Overall this is called putting a ‘stimulus’ into the economy – and whilst the current government might deny the intention – two weeks ago, when they developed a policy of not charging motorists the rise in fuel duty from August, it was an attempt to provide a stimulus to the economy.
The government is quietly beginning the implementation of the plan ‘B’ that it claims not to have. They are providing a stimulus to the economy at the same time as they are trying to take money out through public expenditure cuts. It’s more than likely that the £500 million fuel tax stimulus will be cancelled out by the few billion taken in the same year off of public sector workers by cutting their jobs. But that is expecting too much consistency.
There is a very serious point here about stimulus packages. They only work if the people who get the money, spend it. If, horror of horrors, all they do is pay off some of their debt, then it develops a much weaker, if any, stimulus for demand in the economy.
This is where it gets tricky for the current government. They are clear that it is essential for them to pay off a lot of their public debt before they can move forward and spend again. They talk about how dangerous it is for the government to live with a pile of debt.
But the last thing they want the public to do when they have some money is to pay off their private debt.
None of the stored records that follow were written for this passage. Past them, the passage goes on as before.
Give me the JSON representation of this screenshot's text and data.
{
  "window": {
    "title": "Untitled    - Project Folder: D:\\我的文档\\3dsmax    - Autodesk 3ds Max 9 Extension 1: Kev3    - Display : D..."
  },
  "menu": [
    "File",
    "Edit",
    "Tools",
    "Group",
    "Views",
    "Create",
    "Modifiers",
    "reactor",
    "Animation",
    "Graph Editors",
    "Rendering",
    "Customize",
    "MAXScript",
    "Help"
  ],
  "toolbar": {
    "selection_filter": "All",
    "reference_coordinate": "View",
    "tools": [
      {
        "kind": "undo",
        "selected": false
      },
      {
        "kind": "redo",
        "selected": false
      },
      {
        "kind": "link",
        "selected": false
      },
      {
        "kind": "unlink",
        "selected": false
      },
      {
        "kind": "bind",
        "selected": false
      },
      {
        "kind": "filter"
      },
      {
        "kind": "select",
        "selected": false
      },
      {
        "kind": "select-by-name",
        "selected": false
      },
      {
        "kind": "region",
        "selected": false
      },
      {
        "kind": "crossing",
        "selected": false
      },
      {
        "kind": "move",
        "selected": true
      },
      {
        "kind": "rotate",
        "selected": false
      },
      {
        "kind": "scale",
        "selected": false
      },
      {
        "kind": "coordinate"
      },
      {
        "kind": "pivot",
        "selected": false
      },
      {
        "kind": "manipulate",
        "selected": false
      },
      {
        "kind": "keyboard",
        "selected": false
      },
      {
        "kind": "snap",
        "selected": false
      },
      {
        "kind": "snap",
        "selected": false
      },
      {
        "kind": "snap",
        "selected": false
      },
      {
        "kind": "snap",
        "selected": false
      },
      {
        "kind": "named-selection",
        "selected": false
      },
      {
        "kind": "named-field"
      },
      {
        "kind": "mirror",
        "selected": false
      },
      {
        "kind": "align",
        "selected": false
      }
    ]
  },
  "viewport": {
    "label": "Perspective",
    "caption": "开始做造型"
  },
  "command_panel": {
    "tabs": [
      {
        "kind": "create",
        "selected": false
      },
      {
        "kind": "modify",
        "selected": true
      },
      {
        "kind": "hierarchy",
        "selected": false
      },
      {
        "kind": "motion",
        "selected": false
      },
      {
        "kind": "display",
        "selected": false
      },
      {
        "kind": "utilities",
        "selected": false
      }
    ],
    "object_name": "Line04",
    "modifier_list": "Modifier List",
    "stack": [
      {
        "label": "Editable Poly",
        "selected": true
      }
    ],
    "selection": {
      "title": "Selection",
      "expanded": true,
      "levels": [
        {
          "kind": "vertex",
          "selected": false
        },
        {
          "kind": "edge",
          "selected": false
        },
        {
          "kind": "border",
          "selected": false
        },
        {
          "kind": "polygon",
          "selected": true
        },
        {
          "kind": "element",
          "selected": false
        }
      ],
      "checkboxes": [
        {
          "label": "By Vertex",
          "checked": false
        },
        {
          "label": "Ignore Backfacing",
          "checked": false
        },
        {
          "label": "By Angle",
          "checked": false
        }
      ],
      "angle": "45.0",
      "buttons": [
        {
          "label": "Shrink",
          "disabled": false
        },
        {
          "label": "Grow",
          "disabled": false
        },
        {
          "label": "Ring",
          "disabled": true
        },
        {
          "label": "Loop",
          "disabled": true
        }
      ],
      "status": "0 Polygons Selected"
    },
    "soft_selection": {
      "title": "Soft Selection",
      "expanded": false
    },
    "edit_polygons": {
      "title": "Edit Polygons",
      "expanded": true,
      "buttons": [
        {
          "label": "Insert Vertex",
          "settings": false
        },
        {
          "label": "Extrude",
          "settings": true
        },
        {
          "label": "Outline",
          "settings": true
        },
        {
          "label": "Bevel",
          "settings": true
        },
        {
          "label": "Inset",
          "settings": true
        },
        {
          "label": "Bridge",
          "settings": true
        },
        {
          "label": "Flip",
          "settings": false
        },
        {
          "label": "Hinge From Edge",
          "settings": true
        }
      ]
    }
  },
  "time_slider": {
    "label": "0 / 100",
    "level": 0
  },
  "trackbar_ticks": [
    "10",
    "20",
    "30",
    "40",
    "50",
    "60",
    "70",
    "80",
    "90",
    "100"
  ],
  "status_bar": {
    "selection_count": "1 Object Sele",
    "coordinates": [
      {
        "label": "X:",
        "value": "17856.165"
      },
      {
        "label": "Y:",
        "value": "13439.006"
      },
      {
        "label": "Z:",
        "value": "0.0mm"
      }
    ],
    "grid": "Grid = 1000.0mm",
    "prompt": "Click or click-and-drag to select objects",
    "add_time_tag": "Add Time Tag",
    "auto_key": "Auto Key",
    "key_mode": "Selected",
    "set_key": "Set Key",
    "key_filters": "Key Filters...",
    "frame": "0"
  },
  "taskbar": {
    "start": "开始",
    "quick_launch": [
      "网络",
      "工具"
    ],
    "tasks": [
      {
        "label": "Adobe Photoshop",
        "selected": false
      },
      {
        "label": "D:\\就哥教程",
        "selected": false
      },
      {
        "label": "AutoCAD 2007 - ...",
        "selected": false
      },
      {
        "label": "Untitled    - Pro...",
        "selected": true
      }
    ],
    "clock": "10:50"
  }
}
They desperately want the public to be feckless and spend like there’s no tomorrow – because it is that spend that creates demand and helps the economy.
However if the people learn from the behaviour of the government they will look at the pounds they get from the fuel tax delay and immediately use it to pay off their credit card debt. In following the government’s lead for plan A they undermine the impact of its policy on plan B.
The problem for the Government is that they have spent 2 years frightening the public about the economic future. When people are frightened they don’t spend as much as when they are at ease – which is one of the main explanations as to why the economy continues to contract.
‘Hard working families’ have heard the message from the Government. 2012 is not the time to spend. Meaning 2013 will produce a still smaller economy.
At the moment it looks optimistic to believe that the size of our economy will return to 2008 levels by 2015.
The reason is beyond economics. It is fear.